Frustrated and a little anxious – perhaps this was some new 419 scam? – I rang up the advertised telephone number. “We have a problem with our website at the moment and we can’t take credit card payments. But I’d be happy to take your payment over the phone.” At that point something (call it a discerning spirit), told me the polite-friendly voice was being economical with the truth, but I decided to let it pass, as long as I could get the wretched booking out of the way.

Imagine my shock the following day when I received a call back from Virgin Nigeria to say there was a problem with my credit card payment. They ran through the information I had given them verbally and “found” the address details had been incorrectly entered, which had led to the card being declined. On pressing harder, I formed the distinct impression that it was a kind of subtle screening process. Then the helpful-caring voice let it slip that in fact internet credit card bookings were not accepted at all. Which begs the question: is Virgin Nigeria – our national carrier – also discriminating against Nigerians, albeit in a slyly accommodating way?

Finally, I made it to the airport for my flight. Gatwick airport was deserted, the shops were all closed, and the only sign of life was the cleaning crews hard at work, and of course the passengers struggling with vast amounts of luggage at the Virgin Nigeria check-in desk. Feeling like a leper banished to the small hours of the morning far away from civilized travellers, I then discovered that our flight was delayed for three hours, so we would have an interminable wait until take-off at 3am. No explanation was given, and our “compensation” was limited to a miserable 5 pound voucher which we could only spend at McDonald's, since every other place was closed. (However, the pilot later informed us that the delay was due to late arrival of our plane from Lagos .)

Despite all this, I was pleasantly surprised by the demeanour of the airline staff. They were warm, and immensely patient with the endless packing and repacking many passengers were forced to do “on ground” to comply with the strict luggage requirements – one piece of hand luggage only weighing a maximum of 6kg; two pieces per passenger to be checked in weighing a maximum of 32kg each., a pretty generous allowance.

I was a little taken aback to be addressed as “dear” after getting used to the formality of being called “Madam” in Nigeria. The slightly patronising tone continued on board when we were sternly informed that if any passengers were reading a newspaper or book during the safety demonstration they should put it down and pay attention because, “Every plane is different.”

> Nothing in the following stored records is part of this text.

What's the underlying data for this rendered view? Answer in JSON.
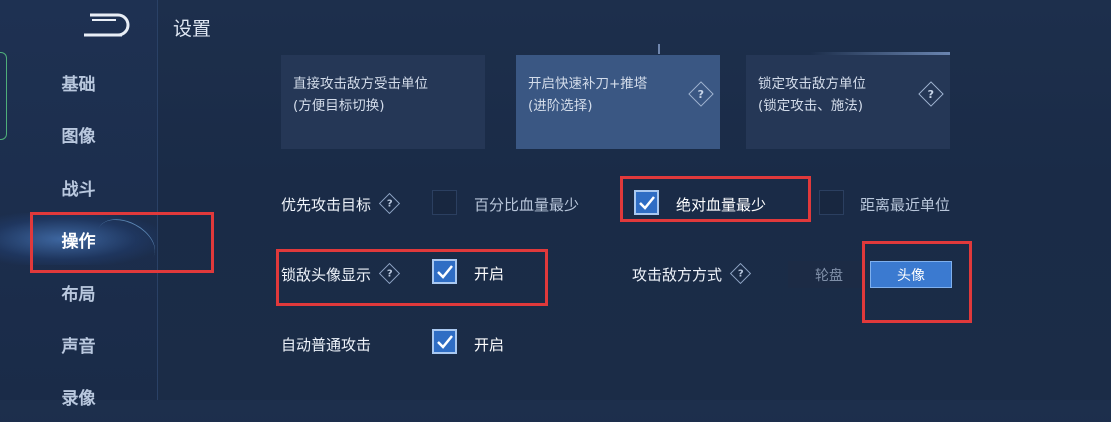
{
  "header": {
    "title": "设置"
  },
  "sidebar": {
    "items": [
      {
        "label": "基础"
      },
      {
        "label": "图像"
      },
      {
        "label": "战斗"
      },
      {
        "label": "操作"
      },
      {
        "label": "布局"
      },
      {
        "label": "声音"
      },
      {
        "label": "录像"
      }
    ],
    "active": "操作"
  },
  "cards": [
    {
      "line1": "直接攻击敌方受击单位",
      "line2": "(方便目标切换)",
      "selected": false
    },
    {
      "line1": "开启快速补刀+推塔",
      "line2": "(进阶选择)",
      "selected": true
    },
    {
      "line1": "锁定攻击敌方单位",
      "line2": "(锁定攻击、施法)",
      "selected": false
    }
  ],
  "help_glyph": "?",
  "priority": {
    "label": "优先攻击目标",
    "options": [
      {
        "label": "百分比血量最少",
        "checked": false
      },
      {
        "label": "绝对血量最少",
        "checked": true
      },
      {
        "label": "距离最近单位",
        "checked": false
      }
    ]
  },
  "lock_portrait": {
    "label": "锁敌头像显示",
    "option": "开启",
    "checked": true
  },
  "attack_mode": {
    "label": "攻击敌方方式",
    "options": [
      "轮盘",
      "头像"
    ],
    "selected": "头像"
  },
  "auto_attack": {
    "label": "自动普通攻击",
    "option": "开启",
    "checked": true
  },
  "colors": {
    "accent": "#3b7ad0",
    "annotation": "#e0393b",
    "background": "#1b2c47"
  }
}
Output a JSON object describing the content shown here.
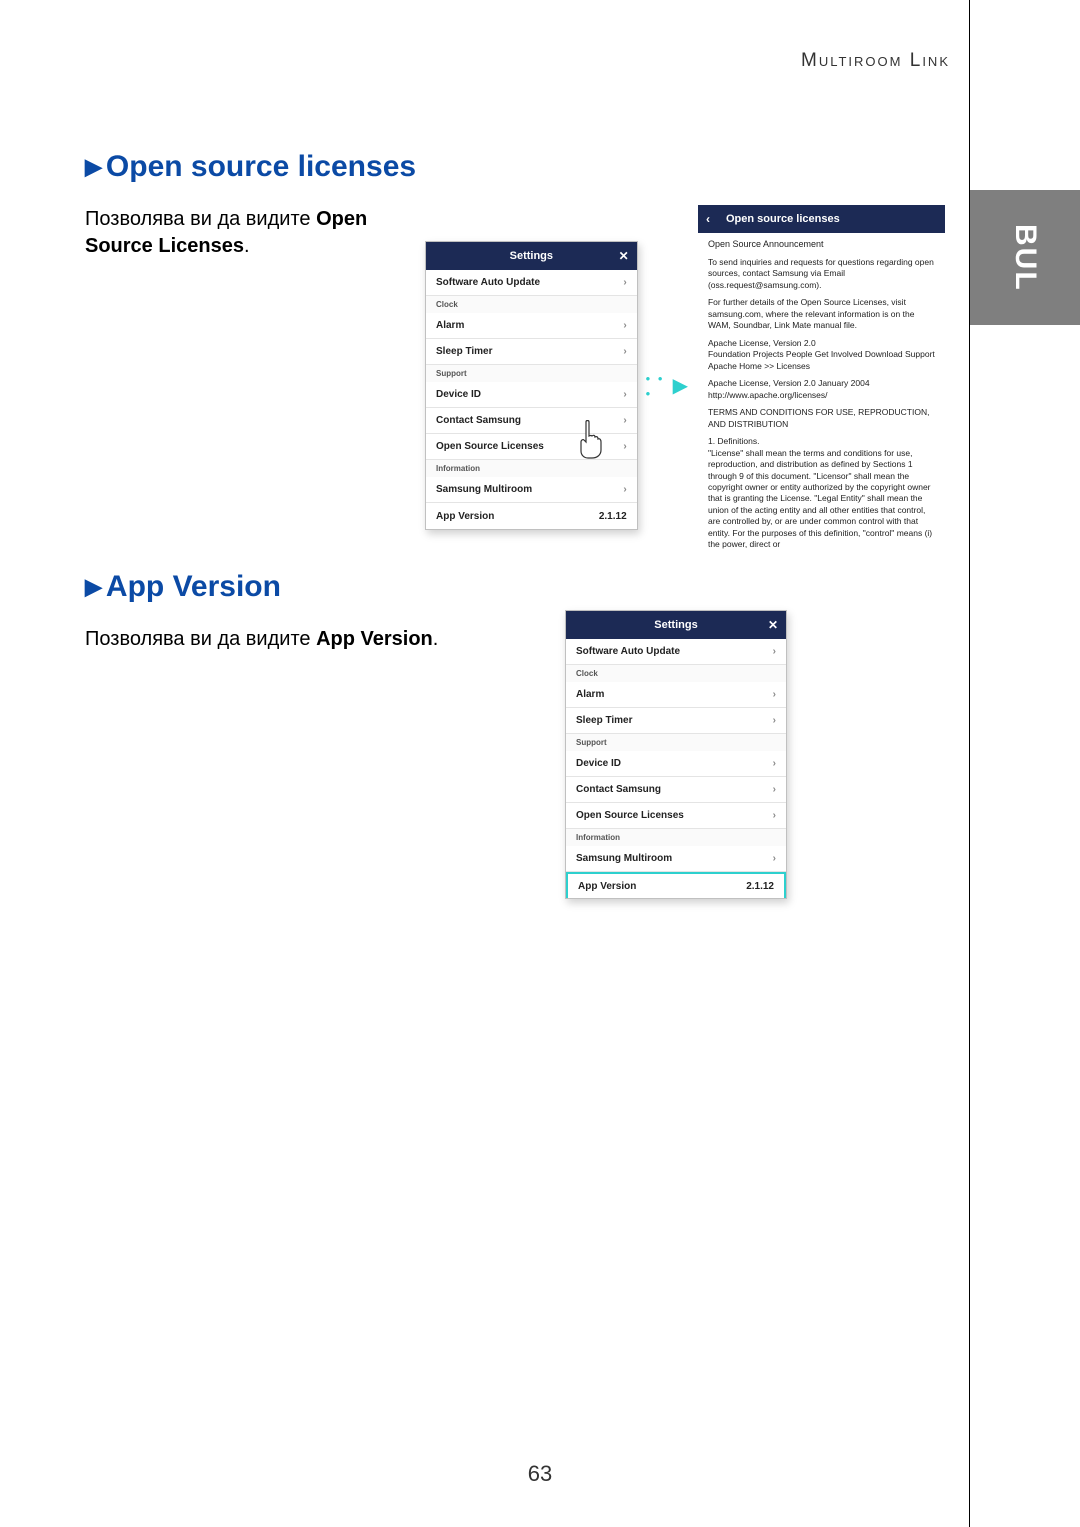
{
  "header": {
    "label": "Multiroom Link"
  },
  "sideTab": "BUL",
  "pageNumber": "63",
  "section1": {
    "heading": "Open source licenses",
    "body_prefix": "Позволява ви да видите ",
    "body_bold": "Open Source Licenses",
    "body_suffix": "."
  },
  "section2": {
    "heading": "App Version",
    "body_prefix": "Позволява ви да видите ",
    "body_bold": "App Version",
    "body_suffix": "."
  },
  "settingsPanel": {
    "title": "Settings",
    "rows": {
      "softwareAutoUpdate": "Software Auto Update",
      "groupClock": "Clock",
      "alarm": "Alarm",
      "sleepTimer": "Sleep Timer",
      "groupSupport": "Support",
      "deviceId": "Device ID",
      "contactSamsung": "Contact Samsung",
      "openSourceLicenses": "Open Source Licenses",
      "groupInformation": "Information",
      "samsungMultiroom": "Samsung Multiroom",
      "appVersion": "App Version",
      "appVersionValue": "2.1.12"
    }
  },
  "licensePanel": {
    "title": "Open source licenses",
    "subtitle": "Open Source Announcement",
    "p1": "To send inquiries and requests for questions regarding open sources, contact Samsung via Email (oss.request@samsung.com).",
    "p2": "For further details of the Open Source Licenses, visit samsung.com, where the relevant information is on the WAM, Soundbar, Link Mate manual file.",
    "p3": "Apache License, Version 2.0\nFoundation Projects People Get Involved Download Support Apache Home >> Licenses",
    "p4": "Apache License, Version 2.0 January 2004\nhttp://www.apache.org/licenses/",
    "p5": "TERMS AND CONDITIONS FOR USE, REPRODUCTION, AND DISTRIBUTION",
    "p6": "1. Definitions.\n\"License\" shall mean the terms and conditions for use, reproduction, and distribution as defined by Sections 1 through 9 of this document. \"Licensor\" shall mean the copyright owner or entity authorized by the copyright owner that is granting the License. \"Legal Entity\" shall mean the union of the acting entity and all other entities that control, are controlled by, or are under common control with that entity. For the purposes of this definition, \"control\" means (i) the power, direct or"
  }
}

Perhaps all this is nit-picking, because we had a happy, comfortable flight, with the captain promising to take care of us, and they certainly did. The cabin crew were mostly Nigerians, with an English (female) Service manager, who kept an eye on things but generally left the others to get on with it. The atmosphere was very cordial and relaxed, which any frequent flyer knows is not always the case on board.

So, Virgin Nigeria, if you sort out your internet credit card bookings, I personally promise to defect from those Heathrow based airlines who love our money but treat us like aliens, and instead make the trek to Gatwick just to hear you call me “dear” and tuck my blanket in during the night.

Ronke is the Creative Director of Basepoint International, a Media Communications Company based in Lagos and London. She is a Member of the Institute of Linguists (UK) and Mensa.

This article was first published in NVS

1 comment:

Anonymous said...

check the link to this post. This story confirms what many people have being saying about virgin, they are going down fast, especially with local flights in nigeria. how can she even find something good to say about them.